So, how did the leading Scrabble player in the Jewell household fare with this tricky new element?
For the purposes of this review I shall refer to myself as "Player: Smug" and my opponents as "Player: Blue Moon Winner" and "Player: Always Comes in Last". So, in this example game, things began in a typical fashion with "Player: Smug" taking an expectedly healthy lead and "Player: Always Comes in Last" lagging behind with "Player: Blue Moon Winner" positioned in the middle. "Player: Smug" makes what they believe is a magnificent move by placing all 7 tiles down on a double word to get a bonus 50 points and a grand total of 96 points. "Player: Always Comes in Last" then proceeds to place their trick card down on the next go to steal all those 96 points before taking their own go and jumping up into first place. What the....? Well, at this point the gloves come off and the game turns dirty with trick cards flying left right and centre with flagrant and unashamed treachery that politicians in the House of Commons would be proud of. And, in an unprecedented turn of events the final winner was "Player: Blue Moon Winner" with "Player: Always Comes in Last" coming in a valiant second. No need to mention who was in last place. But on a completely unrelated side note my gigantism is cured.
Scrabble Trickster showcases a brilliant new twist to the original game by adding this dirty and devious side that evens things up so people of lesser abilities can be placed on a much more equal footing which ultimately makes for closer games. I still believe that the player with the higher ability will come out on top more often than not, but I suspect their win/lose ratio will be a lot closer with this format of the game. Sometimes the worst thing you can do is play an amazingly high scoring word only for your points to be stolen in a heartbeat. Lawful cheating is such delicious fun and the shameless tricks you can play on your opponents can lead to many cries of anguished disbelief, but definite entertainment for the other players. Although, it's fair to say this is probably not an ideal game for sore losers. The great thing about this new version is that even more thought needs to go into strategising due to an increased number of pitfalls which really adds a whole new dimension to the game and certainly spices things up nicely.

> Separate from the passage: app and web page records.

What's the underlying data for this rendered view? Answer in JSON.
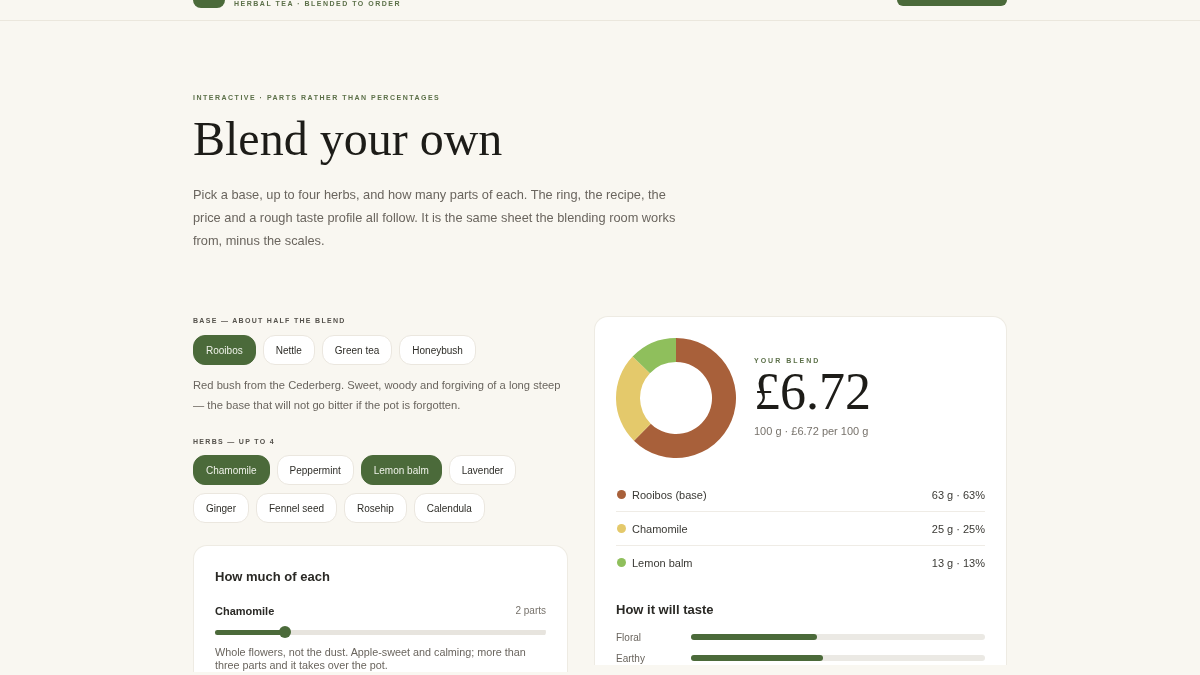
{
  "header": {
    "tagline": "HERBAL TEA · BLENDED TO ORDER"
  },
  "intro": {
    "eyebrow": "INTERACTIVE · PARTS RATHER THAN PERCENTAGES",
    "title": "Blend your own",
    "text": "Pick a base, up to four herbs, and how many parts of each. The ring, the recipe, the price and a rough taste profile all follow. It is the same sheet the blending room works from, minus the scales."
  },
  "base": {
    "label": "BASE — ABOUT HALF THE BLEND",
    "options": [
      {
        "label": "Rooibos",
        "selected": true
      },
      {
        "label": "Nettle",
        "selected": false
      },
      {
        "label": "Green tea",
        "selected": false
      },
      {
        "label": "Honeybush",
        "selected": false
      }
    ],
    "description": "Red bush from the Cederberg. Sweet, woody and forgiving of a long steep — the base that will not go bitter if the pot is forgotten."
  },
  "herbs": {
    "label": "HERBS — UP TO 4",
    "options": [
      {
        "label": "Chamomile",
        "selected": true
      },
      {
        "label": "Peppermint",
        "selected": false
      },
      {
        "label": "Lemon balm",
        "selected": true
      },
      {
        "label": "Lavender",
        "selected": false
      },
      {
        "label": "Ginger",
        "selected": false
      },
      {
        "label": "Fennel seed",
        "selected": false
      },
      {
        "label": "Rosehip",
        "selected": false
      },
      {
        "label": "Calendula",
        "selected": false
      }
    ]
  },
  "amounts": {
    "title": "How much of each",
    "sliders": [
      {
        "name": "Chamomile",
        "reading": "2 parts",
        "level": 0.21,
        "note": "Whole flowers, not the dust. Apple-sweet and calming; more than three parts and it takes over the pot."
      }
    ]
  },
  "summary": {
    "eyebrow": "YOUR BLEND",
    "price": "£6.72",
    "detail": "100 g · £6.72 per 100 g",
    "chart_data": {
      "type": "donut",
      "categories": [
        "Rooibos (base)",
        "Chamomile",
        "Lemon balm"
      ],
      "values": [
        63,
        25,
        13
      ]
    },
    "legend": [
      {
        "amount": "63 g · 63%",
        "color": "#a8603a"
      },
      {
        "amount": "25 g · 25%",
        "color": "#e4c96b"
      },
      {
        "amount": "13 g · 13%",
        "color": "#8fbf5c"
      }
    ]
  },
  "taste": {
    "title": "How it will taste",
    "rows": [
      {
        "label": "Floral",
        "level": 0.43
      },
      {
        "label": "Earthy",
        "level": 0.45
      }
    ]
  }
}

Highly recommended for fans of Scrabble in general and anyone who enjoys plotting the downfall of others.